EXERCISE AIM: Retype each line below precisely and omit all images.

━━━ ENTRIES PROVIDED

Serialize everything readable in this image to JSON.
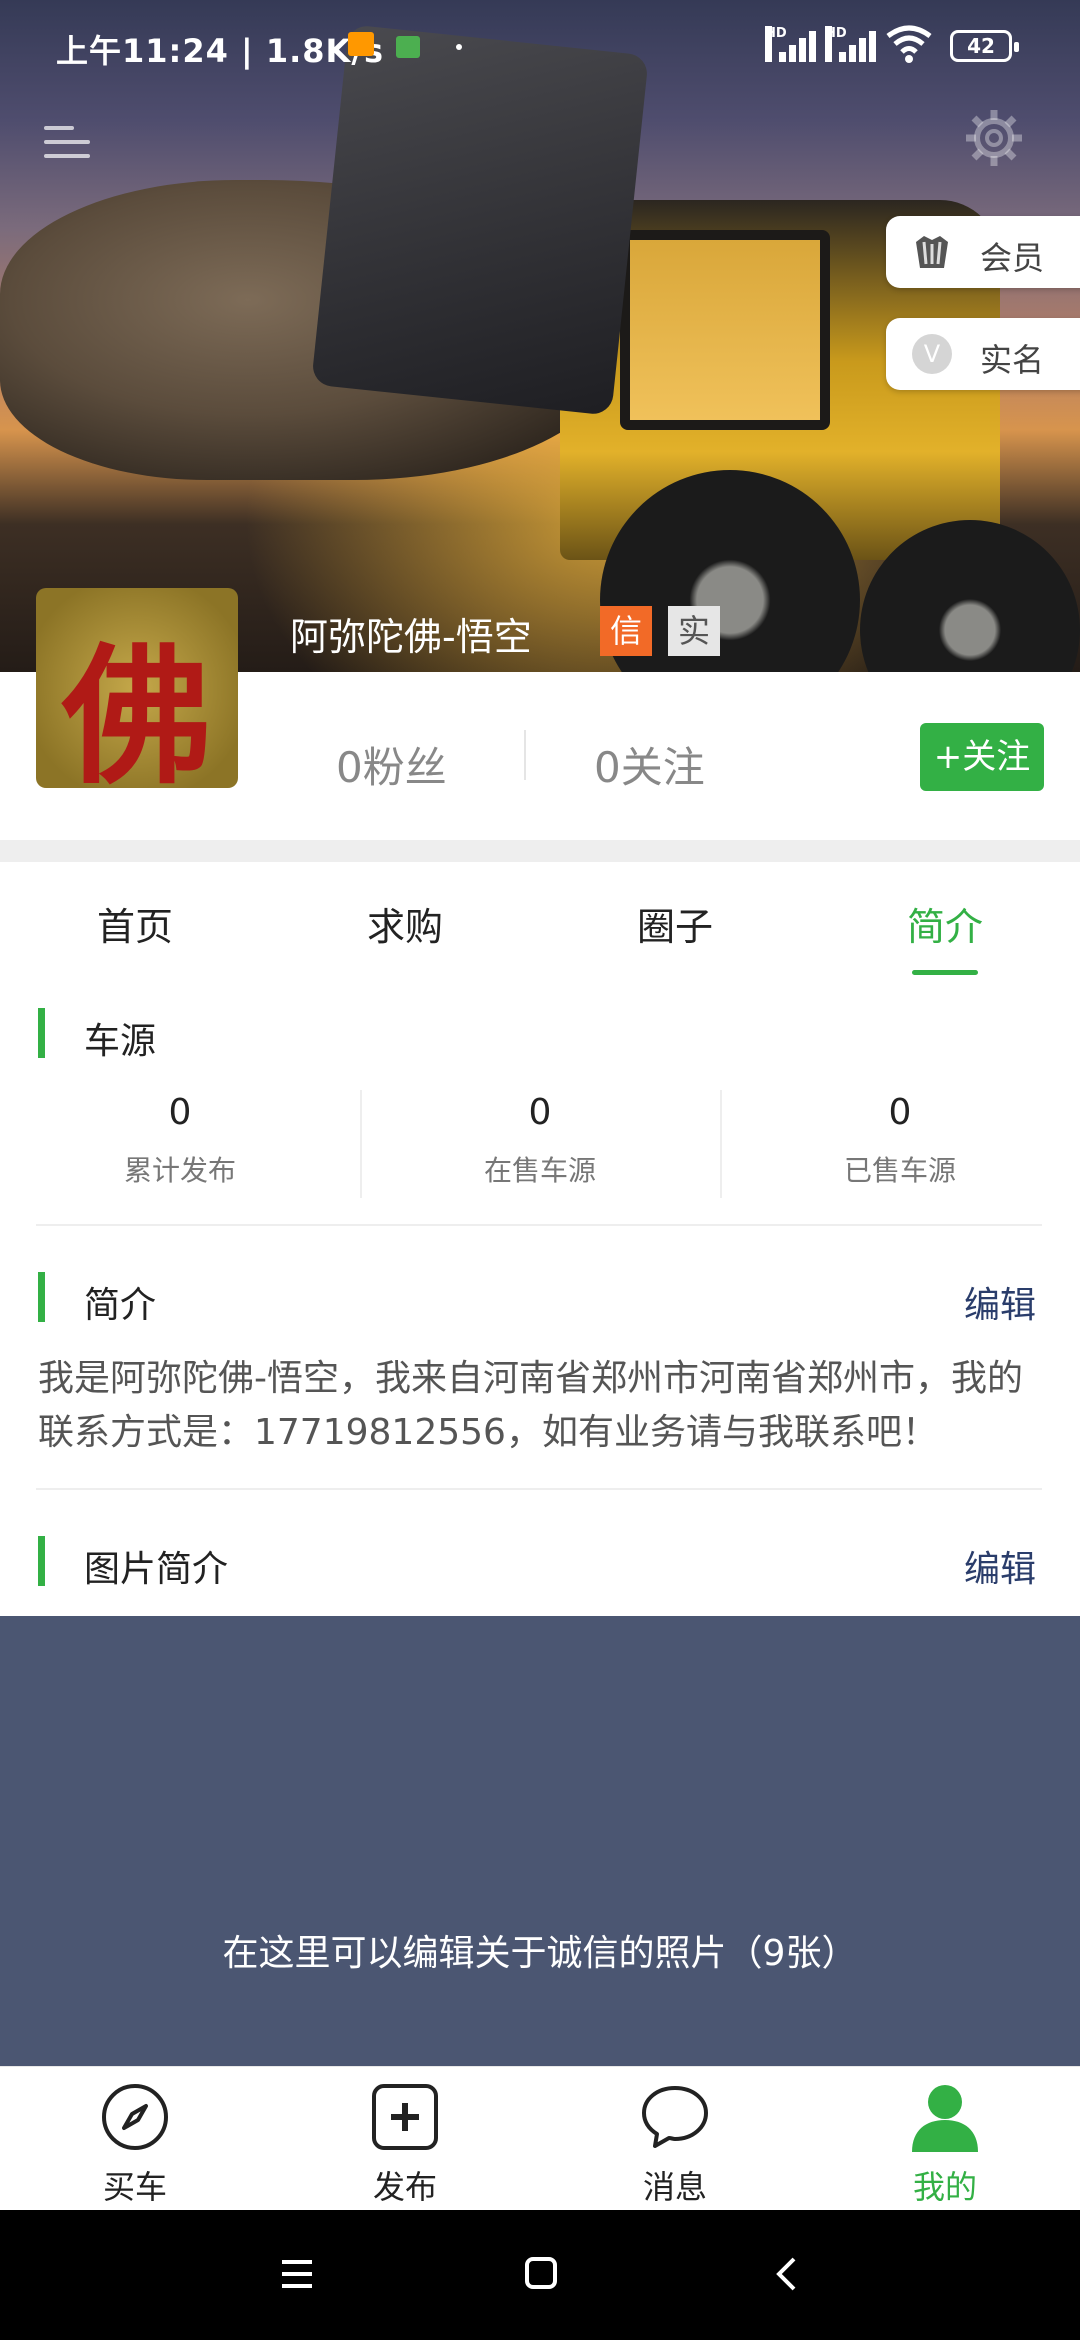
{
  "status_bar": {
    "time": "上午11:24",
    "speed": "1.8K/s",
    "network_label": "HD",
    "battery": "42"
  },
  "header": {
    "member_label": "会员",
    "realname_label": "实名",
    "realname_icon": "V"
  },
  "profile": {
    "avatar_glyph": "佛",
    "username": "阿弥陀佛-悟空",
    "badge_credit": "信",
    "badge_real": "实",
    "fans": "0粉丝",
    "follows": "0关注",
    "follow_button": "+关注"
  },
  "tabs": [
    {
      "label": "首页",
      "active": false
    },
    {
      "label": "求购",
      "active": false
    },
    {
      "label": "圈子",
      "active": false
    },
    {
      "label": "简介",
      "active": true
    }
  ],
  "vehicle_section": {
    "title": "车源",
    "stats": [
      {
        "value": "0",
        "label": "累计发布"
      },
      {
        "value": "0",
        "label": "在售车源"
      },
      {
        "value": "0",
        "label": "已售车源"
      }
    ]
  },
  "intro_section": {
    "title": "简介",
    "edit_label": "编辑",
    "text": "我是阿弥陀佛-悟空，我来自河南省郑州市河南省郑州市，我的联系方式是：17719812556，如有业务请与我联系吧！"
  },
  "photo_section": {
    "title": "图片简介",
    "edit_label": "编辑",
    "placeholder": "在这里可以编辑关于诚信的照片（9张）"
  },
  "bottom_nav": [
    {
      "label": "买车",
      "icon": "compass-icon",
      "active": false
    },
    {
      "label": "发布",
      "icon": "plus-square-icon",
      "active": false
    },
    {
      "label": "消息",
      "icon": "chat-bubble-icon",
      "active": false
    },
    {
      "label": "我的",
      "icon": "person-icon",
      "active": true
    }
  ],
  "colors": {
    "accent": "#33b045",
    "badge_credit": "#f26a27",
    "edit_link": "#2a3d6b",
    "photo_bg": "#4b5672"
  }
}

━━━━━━

WRITTEN ANSWER:
Serialize everything readable in this image to JSON.
{
  "status_bar": {
    "time": "上午11:24",
    "speed": "1.8K/s",
    "network_label": "HD",
    "battery": "42"
  },
  "header": {
    "member_label": "会员",
    "realname_label": "实名",
    "realname_icon": "V"
  },
  "profile": {
    "avatar_glyph": "佛",
    "username": "阿弥陀佛-悟空",
    "badge_credit": "信",
    "badge_real": "实",
    "fans": "0粉丝",
    "follows": "0关注",
    "follow_button": "+关注"
  },
  "tabs": [
    {
      "label": "首页",
      "active": false
    },
    {
      "label": "求购",
      "active": false
    },
    {
      "label": "圈子",
      "active": false
    },
    {
      "label": "简介",
      "active": true
    }
  ],
  "vehicle_section": {
    "title": "车源",
    "stats": [
      {
        "value": "0",
        "label": "累计发布"
      },
      {
        "value": "0",
        "label": "在售车源"
      },
      {
        "value": "0",
        "label": "已售车源"
      }
    ]
  },
  "intro_section": {
    "title": "简介",
    "edit_label": "编辑",
    "text": "我是阿弥陀佛-悟空，我来自河南省郑州市河南省郑州市，我的联系方式是：17719812556，如有业务请与我联系吧！"
  },
  "photo_section": {
    "title": "图片简介",
    "edit_label": "编辑",
    "placeholder": "在这里可以编辑关于诚信的照片（9张）"
  },
  "bottom_nav": [
    {
      "label": "买车",
      "icon": "compass-icon",
      "active": false
    },
    {
      "label": "发布",
      "icon": "plus-square-icon",
      "active": false
    },
    {
      "label": "消息",
      "icon": "chat-bubble-icon",
      "active": false
    },
    {
      "label": "我的",
      "icon": "person-icon",
      "active": true
    }
  ],
  "colors": {
    "accent": "#33b045",
    "badge_credit": "#f26a27",
    "edit_link": "#2a3d6b",
    "photo_bg": "#4b5672"
  }
}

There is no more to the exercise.